A bootloader may take an additional few days to implement, if required.

You should also read up on AVR fuse settings, as its so easy to read the firmware back from most CPUs at default fuse settings.

The beauty of the Arduino approach is that it removes many of these issues for beginners.

Atmel Studio is free and once you get your first hello world code working, you will see how easy it is.

whit the arduino core also you can remain on closed source, it is allowed. you must provide the object file for a future relinking, but the code for your object file can be closed source.

it is the same way for closed source library, you can buy a closed source library, you receive documentation that explain the public API of the library, but the library remain closed source

whit the arduino core also you can remain on closed source, it is allowed.

@Testato Interesting, I didn't realize that. Can you point towards the bit in the lic that allows that? I find it is almost impossible to figure out all of the implications of every clause in similar lics, open source or otherwise.

I presume if you include any (non-core) library, you may/will be subject to different conditions.

Ok I found a source...on the main Arduino FAQ (Please refer to the FAQ, in case it gets updated over time)

Can I build a commercial product based on Arduino? Yes, with the following conditions:

  • Physically embedding an Arduino board inside a commercial product does not require you to disclose or open-source any information about its design.
  • Deriving the design of a commercial product from the Eagle files for an Arduino board requires you to release the modified files under the same Creative Commons Attribution Share-Alike license. You may manufacture and sell the resulting product.
  • Using the Arduino core and libraries for the firmware of a commercial product does not require you to release the source code for the firmware. The LGPL does, however, require you to make available object files that allow for the relinking of the firmware against updated versions of the Arduino core and libraries. Any modifications to the core and libraries must be released under the LGPL.
  • The source code for the Arduino environment is covered by the GPL, which requires any modifications to be open-sourced under the same license. It does not prevent the sale of derivative software or its inclusion in commercial products.

In all cases, the exact requirements are determined by the applicable license. Additionally, see the previous question for information about the use of the name “Arduino”.

So presumably, libraries provided by 'Arduino' and the core are OK to use (commercial/closed source). It sounds like other libraries released under LGPL are OK to use also but [u]non-LGPL libraries may have additional conditions[/u].

The LGPL does, however, require you to make available object files that allow for the relinking of the firmware against updated versions of the Arduino core and libraries.

This bit remains unclear. Which object files? Arduino Core/Libraries or the custom application. In reality, object files are relatively trivial to reverse engineer.

I have just re-read the LGPL wiki plus some other guides on LGPL and remain unsure.

However, as it really only impacts on commercial closed source code/projects not worth dwelling on too much here.

Your custom application must be in .o file, object files, because if one of your customer want recompile the product against the new arduino core, he must can do it.

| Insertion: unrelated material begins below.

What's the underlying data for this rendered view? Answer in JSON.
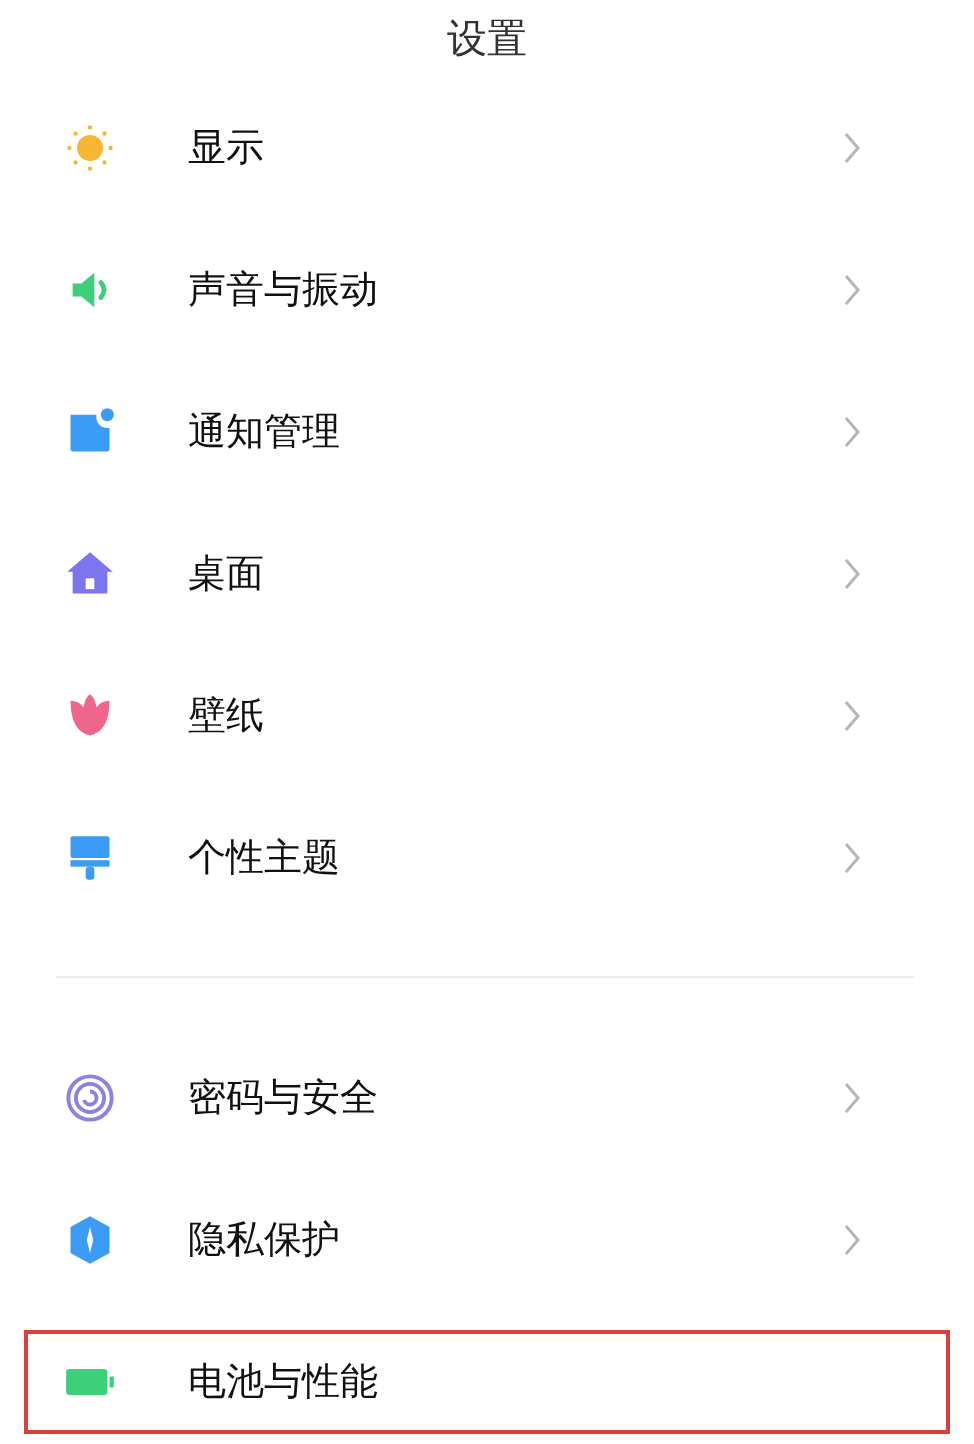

Instead if for your product you need make modification in an arduino core file, or in an arduino library file, you must disclose the source of the modification. Example you can not modifie the lcd library and release only the .o file of the new lcd library

Thanks for that.

Testato:
Your custom application must be in .o file, object files, because if one of your customer want recompile the product against the new arduino core, he must can do it.

Yes, that seems to be the case. So for any MCU based project/product, that is very close to providing the source code and if you want to block 3rd parties from easily ‘cloning’ your ($1M) device it doesn’t seem a good idea to use LGPL’ed software/firmware like Arduino.

However, I would imagine for 95%+ of real-world situations Arduino/LGPL would be a pretty good approach for commercial projects. (provided, of course, the LGPL terms are complied with etc)